I found myself struggling emotionally and physically in March, and had to sit down and figure out what was happening. Actually, the same thing happens every March and near the end of the month, I realize what is happening. In March, 1986, my brother died, leaving behind a wife and 3 young children, his older sister (me), my younger brother and Mom and Dad. When my Mother was given the news, she had a major heart attack. I missed the funeral mass so I could stay at the hospital with Mom who was unable to attend because her condition was not stable. In 1988, my mother died – in March. Each year, even after all this time and the grief work I’ve done, it seems that my unconscious mind resurrects the body memories of those years, and I find myself lacking physical energy. I also find I am more emotional during March than other months.
Every year, when I remember why I find myself dragging through March, I seem to just accept that it is what it is and keep going until it is over and April is here, and I feel better. I believe this year, I have found a way to better prepare for March, 2013.
I have put those dates in my day planner under 2013. When I get my 2013 day planner, I am going to schedule time at the beginning of March to have a little ceremony to honour my brother’s and my mother’s memories. And then, on the day of the anniversary of their deaths, I am going to do something special. My mother loved red roses, so I think I’ll buy myself a dozen red roses a few days prior to the date. If there is no snow at her grave, like this year, I’ll bring the flowers there on her anniversary date. If there is snow, well, I’ll just keep them on my dining room table. As for my brother, there are some things I need to say to him. I believe I’ll write him a letter and on his anniversary date, I’ll read it, shred it, and burn it. Ritual has always been important to me, and I believe this will work for me.
I also want to share a story with you that was sent to me many years ago. I hope you enjoy it.
The Cracked Pot
A water bearer in India had two large pots, one hung on each end of a pole which he carried across his neck. One of the pots had a crack in it, and while the other pot was perfect and always delivered a full portion of water at the end of the long walk from the stream to the master’s house, the cracked pot arrived only half full.

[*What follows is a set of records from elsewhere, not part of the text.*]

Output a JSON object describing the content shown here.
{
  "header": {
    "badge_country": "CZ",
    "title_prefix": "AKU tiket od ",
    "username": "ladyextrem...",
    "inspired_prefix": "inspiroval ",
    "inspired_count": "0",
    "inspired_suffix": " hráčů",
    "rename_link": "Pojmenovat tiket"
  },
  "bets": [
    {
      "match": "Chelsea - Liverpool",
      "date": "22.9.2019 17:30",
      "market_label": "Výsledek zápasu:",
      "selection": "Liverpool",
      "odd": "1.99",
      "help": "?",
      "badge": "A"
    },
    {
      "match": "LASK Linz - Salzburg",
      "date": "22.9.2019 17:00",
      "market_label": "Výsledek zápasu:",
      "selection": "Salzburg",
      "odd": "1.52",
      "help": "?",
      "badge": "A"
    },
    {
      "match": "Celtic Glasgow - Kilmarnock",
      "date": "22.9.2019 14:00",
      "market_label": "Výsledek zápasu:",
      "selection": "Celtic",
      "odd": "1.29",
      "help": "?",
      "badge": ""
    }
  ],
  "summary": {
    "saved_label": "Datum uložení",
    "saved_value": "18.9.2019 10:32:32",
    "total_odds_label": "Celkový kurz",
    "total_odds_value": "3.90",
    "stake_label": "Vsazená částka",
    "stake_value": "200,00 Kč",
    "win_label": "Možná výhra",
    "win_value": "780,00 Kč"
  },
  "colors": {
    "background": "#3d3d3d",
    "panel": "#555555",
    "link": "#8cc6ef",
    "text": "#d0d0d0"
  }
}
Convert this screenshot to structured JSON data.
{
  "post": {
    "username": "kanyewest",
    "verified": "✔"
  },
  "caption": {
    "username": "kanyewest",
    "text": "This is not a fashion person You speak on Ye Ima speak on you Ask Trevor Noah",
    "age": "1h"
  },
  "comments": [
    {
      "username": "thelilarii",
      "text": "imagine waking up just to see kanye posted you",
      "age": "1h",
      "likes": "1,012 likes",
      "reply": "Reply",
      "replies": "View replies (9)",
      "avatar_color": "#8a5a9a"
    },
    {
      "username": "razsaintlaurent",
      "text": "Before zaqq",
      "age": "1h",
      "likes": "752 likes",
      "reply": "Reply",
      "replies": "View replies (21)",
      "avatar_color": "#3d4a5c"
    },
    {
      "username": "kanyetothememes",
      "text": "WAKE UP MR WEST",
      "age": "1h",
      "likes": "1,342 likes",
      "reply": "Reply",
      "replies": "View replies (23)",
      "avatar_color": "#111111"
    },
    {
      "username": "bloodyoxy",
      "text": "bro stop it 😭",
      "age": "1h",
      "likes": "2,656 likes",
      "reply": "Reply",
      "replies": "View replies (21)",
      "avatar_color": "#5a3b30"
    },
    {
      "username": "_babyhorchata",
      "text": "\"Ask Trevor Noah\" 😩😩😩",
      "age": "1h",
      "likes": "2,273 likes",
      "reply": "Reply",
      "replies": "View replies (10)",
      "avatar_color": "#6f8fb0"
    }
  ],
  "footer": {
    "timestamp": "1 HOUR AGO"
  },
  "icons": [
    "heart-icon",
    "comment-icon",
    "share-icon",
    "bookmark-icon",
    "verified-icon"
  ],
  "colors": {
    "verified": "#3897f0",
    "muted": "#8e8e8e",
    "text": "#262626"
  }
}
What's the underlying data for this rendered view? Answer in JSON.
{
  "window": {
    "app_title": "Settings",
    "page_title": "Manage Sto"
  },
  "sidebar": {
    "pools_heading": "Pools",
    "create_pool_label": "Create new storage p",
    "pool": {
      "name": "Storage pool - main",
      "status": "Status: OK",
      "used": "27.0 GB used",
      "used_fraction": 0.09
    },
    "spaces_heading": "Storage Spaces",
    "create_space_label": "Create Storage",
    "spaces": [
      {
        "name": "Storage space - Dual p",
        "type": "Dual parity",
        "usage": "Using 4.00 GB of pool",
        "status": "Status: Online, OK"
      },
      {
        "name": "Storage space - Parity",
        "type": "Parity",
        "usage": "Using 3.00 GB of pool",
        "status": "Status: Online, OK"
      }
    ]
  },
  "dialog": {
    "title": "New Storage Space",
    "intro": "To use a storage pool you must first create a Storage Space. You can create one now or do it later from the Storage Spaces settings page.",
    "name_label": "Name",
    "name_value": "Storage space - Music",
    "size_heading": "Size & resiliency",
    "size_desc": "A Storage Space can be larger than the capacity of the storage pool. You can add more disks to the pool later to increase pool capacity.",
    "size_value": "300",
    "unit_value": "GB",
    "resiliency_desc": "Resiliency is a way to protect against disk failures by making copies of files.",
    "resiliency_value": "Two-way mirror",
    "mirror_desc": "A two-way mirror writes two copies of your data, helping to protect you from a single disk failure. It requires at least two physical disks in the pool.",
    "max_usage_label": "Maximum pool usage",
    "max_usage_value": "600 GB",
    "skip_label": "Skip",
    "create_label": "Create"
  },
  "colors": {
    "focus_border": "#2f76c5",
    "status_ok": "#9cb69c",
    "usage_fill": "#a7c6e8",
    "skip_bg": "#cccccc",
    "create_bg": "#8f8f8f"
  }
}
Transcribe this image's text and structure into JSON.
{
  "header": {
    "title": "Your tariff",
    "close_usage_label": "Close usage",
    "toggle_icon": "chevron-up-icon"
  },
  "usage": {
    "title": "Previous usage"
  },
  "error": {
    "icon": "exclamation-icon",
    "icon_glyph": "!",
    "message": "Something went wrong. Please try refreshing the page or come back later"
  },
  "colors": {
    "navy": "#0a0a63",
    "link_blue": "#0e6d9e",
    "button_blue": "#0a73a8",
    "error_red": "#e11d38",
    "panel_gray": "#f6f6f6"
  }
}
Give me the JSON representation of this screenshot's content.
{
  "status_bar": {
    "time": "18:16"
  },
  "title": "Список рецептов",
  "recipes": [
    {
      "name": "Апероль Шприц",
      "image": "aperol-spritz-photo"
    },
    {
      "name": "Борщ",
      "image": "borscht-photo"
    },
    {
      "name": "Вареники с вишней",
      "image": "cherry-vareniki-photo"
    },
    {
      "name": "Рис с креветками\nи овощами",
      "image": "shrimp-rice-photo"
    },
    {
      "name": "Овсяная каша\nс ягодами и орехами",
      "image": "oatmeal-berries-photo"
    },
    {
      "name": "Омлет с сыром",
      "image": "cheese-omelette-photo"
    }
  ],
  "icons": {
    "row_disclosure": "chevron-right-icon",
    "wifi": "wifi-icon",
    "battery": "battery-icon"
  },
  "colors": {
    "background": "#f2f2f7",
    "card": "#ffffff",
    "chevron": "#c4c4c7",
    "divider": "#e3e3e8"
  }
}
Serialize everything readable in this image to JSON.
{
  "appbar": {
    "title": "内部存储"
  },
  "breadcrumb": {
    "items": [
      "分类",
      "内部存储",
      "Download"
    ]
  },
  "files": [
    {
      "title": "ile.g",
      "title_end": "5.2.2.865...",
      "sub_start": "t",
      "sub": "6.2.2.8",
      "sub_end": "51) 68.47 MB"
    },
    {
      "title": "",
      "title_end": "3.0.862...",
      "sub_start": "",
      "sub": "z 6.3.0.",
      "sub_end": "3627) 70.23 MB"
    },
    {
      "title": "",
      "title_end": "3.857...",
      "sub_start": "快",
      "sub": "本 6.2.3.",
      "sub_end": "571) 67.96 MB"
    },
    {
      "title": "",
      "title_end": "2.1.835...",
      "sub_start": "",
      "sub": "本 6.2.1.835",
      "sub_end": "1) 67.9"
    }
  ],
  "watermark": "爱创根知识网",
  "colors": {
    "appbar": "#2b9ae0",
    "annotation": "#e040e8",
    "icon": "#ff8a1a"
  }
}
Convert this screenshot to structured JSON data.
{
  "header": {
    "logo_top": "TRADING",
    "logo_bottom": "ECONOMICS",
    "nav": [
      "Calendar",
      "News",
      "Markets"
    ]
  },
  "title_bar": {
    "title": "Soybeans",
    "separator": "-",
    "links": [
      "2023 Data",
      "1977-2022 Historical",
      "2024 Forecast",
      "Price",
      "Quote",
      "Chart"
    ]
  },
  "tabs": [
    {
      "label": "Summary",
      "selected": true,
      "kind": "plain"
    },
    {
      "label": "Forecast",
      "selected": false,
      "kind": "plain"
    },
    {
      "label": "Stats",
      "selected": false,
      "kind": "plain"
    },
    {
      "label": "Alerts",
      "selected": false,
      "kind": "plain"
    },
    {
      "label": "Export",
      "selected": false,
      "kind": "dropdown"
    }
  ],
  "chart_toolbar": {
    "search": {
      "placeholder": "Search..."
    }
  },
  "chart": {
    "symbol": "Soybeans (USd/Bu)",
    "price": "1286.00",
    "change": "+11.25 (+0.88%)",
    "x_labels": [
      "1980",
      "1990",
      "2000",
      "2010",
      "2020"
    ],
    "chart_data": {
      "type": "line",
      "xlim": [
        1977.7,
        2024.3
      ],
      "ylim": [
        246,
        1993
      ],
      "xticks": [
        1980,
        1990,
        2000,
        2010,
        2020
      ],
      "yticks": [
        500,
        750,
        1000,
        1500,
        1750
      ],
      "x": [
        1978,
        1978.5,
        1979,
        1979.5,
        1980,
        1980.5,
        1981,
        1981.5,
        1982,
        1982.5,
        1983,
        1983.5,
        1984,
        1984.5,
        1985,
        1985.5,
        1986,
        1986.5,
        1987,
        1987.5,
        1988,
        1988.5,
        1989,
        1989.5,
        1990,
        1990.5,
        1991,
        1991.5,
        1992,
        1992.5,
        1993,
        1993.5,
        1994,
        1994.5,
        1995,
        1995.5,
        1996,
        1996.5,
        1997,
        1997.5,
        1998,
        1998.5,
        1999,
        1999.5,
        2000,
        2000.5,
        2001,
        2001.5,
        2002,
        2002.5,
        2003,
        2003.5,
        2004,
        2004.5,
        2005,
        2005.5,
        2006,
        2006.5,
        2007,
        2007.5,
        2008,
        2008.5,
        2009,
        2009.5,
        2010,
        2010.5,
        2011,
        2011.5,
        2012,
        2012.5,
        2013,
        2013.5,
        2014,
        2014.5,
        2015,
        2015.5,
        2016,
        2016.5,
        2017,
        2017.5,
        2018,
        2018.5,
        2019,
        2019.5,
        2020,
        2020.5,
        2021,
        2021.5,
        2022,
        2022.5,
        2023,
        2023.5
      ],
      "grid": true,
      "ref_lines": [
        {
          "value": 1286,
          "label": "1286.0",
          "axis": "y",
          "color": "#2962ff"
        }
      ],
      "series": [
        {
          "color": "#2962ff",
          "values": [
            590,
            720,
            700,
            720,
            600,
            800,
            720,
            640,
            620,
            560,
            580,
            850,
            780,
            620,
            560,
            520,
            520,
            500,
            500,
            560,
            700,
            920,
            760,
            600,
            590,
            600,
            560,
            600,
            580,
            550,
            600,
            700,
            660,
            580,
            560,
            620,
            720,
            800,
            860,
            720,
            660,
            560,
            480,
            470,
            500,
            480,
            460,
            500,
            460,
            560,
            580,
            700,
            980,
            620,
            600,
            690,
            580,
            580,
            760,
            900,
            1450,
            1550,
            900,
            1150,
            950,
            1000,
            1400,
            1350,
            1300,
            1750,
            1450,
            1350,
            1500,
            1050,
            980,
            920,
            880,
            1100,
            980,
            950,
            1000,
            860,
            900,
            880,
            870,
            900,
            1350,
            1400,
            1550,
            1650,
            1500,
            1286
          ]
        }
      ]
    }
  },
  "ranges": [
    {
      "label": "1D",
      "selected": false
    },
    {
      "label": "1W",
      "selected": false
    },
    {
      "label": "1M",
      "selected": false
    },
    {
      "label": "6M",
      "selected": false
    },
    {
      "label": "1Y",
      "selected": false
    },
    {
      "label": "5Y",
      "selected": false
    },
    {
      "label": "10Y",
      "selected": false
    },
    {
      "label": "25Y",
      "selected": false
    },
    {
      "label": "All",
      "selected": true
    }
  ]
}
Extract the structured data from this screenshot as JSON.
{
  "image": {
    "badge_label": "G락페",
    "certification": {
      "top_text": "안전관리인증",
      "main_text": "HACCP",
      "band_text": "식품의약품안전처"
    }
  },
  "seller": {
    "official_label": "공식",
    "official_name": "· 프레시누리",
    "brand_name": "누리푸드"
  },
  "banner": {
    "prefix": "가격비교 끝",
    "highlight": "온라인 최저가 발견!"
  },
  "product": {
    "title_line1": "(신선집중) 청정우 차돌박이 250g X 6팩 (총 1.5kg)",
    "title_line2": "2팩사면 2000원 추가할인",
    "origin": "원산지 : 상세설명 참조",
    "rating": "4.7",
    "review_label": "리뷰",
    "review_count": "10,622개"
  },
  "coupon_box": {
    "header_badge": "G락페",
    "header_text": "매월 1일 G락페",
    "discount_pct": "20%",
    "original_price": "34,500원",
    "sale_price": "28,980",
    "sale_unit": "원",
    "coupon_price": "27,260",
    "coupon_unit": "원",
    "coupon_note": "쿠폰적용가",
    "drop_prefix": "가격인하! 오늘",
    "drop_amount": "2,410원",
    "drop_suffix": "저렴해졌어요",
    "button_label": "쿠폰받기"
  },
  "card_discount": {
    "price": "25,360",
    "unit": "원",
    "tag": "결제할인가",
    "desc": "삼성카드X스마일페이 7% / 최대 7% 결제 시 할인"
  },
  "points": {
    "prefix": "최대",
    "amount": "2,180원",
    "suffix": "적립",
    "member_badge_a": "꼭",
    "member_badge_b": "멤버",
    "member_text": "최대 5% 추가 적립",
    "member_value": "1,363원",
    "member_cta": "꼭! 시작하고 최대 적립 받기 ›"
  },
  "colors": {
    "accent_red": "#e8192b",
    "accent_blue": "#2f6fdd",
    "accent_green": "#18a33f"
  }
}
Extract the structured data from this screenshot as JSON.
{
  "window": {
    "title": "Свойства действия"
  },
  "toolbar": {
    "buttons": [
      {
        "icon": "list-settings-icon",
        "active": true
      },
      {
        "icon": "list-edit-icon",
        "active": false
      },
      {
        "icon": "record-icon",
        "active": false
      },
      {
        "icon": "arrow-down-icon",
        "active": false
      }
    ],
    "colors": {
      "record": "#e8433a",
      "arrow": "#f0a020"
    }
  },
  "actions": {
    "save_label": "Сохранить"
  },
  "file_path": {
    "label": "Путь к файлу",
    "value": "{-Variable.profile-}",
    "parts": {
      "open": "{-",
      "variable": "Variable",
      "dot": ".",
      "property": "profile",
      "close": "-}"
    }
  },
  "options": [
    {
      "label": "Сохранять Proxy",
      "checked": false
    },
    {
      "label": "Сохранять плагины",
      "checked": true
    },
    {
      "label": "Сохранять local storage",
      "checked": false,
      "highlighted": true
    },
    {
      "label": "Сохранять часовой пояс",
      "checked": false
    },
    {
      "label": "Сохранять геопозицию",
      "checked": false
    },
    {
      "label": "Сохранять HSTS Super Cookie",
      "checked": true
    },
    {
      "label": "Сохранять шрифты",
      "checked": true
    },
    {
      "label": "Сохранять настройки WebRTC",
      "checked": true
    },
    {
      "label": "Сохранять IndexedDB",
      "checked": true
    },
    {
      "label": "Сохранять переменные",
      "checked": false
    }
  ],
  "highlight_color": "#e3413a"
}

For a full two years this went on daily, with the bearer delivering only one and a half pots full of water to his master’s house.
Of course, the perfect pot was proud of its accomplishments, perfect to the end for which it was made. But the poor cracked pot was ashamed of its own imperfection, and miserable that it was able to accomplish only half of what it had been made to do.
After two years of what it perceived to be a bitter failure, it spoke to the water bearer one day by the stream. “I am ashamed of myself, and I want to apologize to you”. “Why?” asked the bearer. “What are you ashamed of?” “I have been able, for these past two years, to deliver only half my load because this crack in my side causes water to leak out all the way back to your master’s house. Because of my flaws, you have to do all of this work, and you don’t get full value from your efforts,” the pot said.
The water bearer felt sorry for the old cracked pot, and in his compassion he said, “As we return to the master’s house, I want you to notice the beautiful flowers along the path.” Indeed, as they went up the hill, the old cracked pot took notice of the sun warming the beautiful wild flowers on the side of the path, and this cheered it some. But at the end of the trail, it still felt bad because it had leaked out half its load, and so again it apologized to the bearer for its failure.
The bearer said to the pot, “Did you notice that there were flowers only on your side of the path, and not on the other pot’s side? That’s because I have always known about your flaw, and I took advantage of it. I planted flower seeds on your side of the path, and every day while we walk back from the stream, you’ve watered them. For two years, I have been able to pick these beautiful flowers to decorate my master’s table. Without you being just the way you are, he would not have this beauty to grace his house.”
Each of us has our own unique flaws. We are all cracked pots. We need to learn not to compare our insides with others’ outsides, and to appreciate everything about ourselves, even what we perceive to be flaws.Tags: barriers, change, communication, coping, counselling, feelings, grief, growth